The overall quality of cars on offer is excellent, but not all cars are in perfect, recently restored condition. Tomorrow will be a telling day, but early bidders have already arrived and started inspecting each car they are interested in. The overall feel is one of optimism.
My flight to Milan leaves in two hours, from there it's a road trip to Modena and then on to Maranello. For car guys, those just could be the three most exciting Italian towns that start with the letter "M" as each city has a history rich with an automotive past, and perhaps, future. It's the Maranello part I want to concentrate on however, as this will be this car guy's first trip to the legendary town where Ferraris are born.

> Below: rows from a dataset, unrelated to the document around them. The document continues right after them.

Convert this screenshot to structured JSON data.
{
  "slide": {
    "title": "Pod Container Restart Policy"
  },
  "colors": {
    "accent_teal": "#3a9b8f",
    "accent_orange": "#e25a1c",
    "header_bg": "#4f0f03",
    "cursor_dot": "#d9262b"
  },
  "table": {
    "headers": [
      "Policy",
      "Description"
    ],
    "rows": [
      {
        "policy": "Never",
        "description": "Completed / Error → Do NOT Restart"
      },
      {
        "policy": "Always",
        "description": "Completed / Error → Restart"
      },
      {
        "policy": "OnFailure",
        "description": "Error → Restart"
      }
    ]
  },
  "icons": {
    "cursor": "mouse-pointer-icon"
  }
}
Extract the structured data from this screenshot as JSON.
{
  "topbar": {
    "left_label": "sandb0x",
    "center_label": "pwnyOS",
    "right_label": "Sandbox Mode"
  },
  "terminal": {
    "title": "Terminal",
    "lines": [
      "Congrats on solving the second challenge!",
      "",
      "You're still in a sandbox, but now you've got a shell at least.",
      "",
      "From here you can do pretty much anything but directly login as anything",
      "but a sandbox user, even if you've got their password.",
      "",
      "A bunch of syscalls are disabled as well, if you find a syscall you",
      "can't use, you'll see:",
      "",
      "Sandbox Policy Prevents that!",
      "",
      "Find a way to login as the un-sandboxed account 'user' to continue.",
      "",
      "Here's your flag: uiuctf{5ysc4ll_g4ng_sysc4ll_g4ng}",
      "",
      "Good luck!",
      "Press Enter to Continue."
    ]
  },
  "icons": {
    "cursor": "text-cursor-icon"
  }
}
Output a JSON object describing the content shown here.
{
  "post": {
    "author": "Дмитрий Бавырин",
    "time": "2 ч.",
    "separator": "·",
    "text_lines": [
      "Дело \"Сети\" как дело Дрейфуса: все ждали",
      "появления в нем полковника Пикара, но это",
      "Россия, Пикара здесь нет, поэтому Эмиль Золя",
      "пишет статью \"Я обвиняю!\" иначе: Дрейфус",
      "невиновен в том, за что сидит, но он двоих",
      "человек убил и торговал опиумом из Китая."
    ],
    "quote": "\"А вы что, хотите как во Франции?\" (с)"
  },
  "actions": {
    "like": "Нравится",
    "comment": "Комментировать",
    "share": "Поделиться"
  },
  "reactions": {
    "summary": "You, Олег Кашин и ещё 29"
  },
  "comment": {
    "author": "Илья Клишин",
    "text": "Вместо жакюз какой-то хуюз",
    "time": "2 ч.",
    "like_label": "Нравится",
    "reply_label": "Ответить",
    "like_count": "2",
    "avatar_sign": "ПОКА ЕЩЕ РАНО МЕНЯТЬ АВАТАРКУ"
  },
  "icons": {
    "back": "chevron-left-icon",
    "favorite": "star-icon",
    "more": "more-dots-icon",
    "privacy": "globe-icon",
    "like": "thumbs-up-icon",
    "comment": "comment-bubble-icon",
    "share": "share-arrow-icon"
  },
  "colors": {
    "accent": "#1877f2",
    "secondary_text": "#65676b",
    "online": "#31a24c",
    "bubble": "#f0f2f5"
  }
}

Listen to Dave Kinney's pre-auction audio report from Maranello Italy (5/15/09)
The occasion is the RM Ferrari Leggenda E Passione auction held in conjunction with Sotheby's.
Last year's lineup was great, and they held a spectacular event. This year looks like it could raise that already high bar. Early news is that pre-registration is up, and that it will be a crowded house bidding for the less than 40 cars. All but one on offer is a Ferrari, the standalone car is a Maserati. Too many bidders for too few cars is an auctioneers dream, as money has been known to chase money when beautiful and desirable cars meet purchasers with fat wallets. Every auction seems to be a "test of the market" these days; I'm sure some nervous days -- and nights -- have been had by every auction company in the past year.
A tour of the Ferrari factory is but one of the orders of business I'm looking forward to. Track time with a vintage Ferrari? Lunch at the Cavallino restaurant? Late night bench racing sessions with a legendary Ferrari Formula 1 driver? One can only dream....
Heading to Italy, I'm ready to give some predictions. Some cars will sell for more than they are expected to, perhaps a few won't sell at all and maybe some will sell for under their predicted amount. It's an auction, and that, in a nutshell, is what usually happens.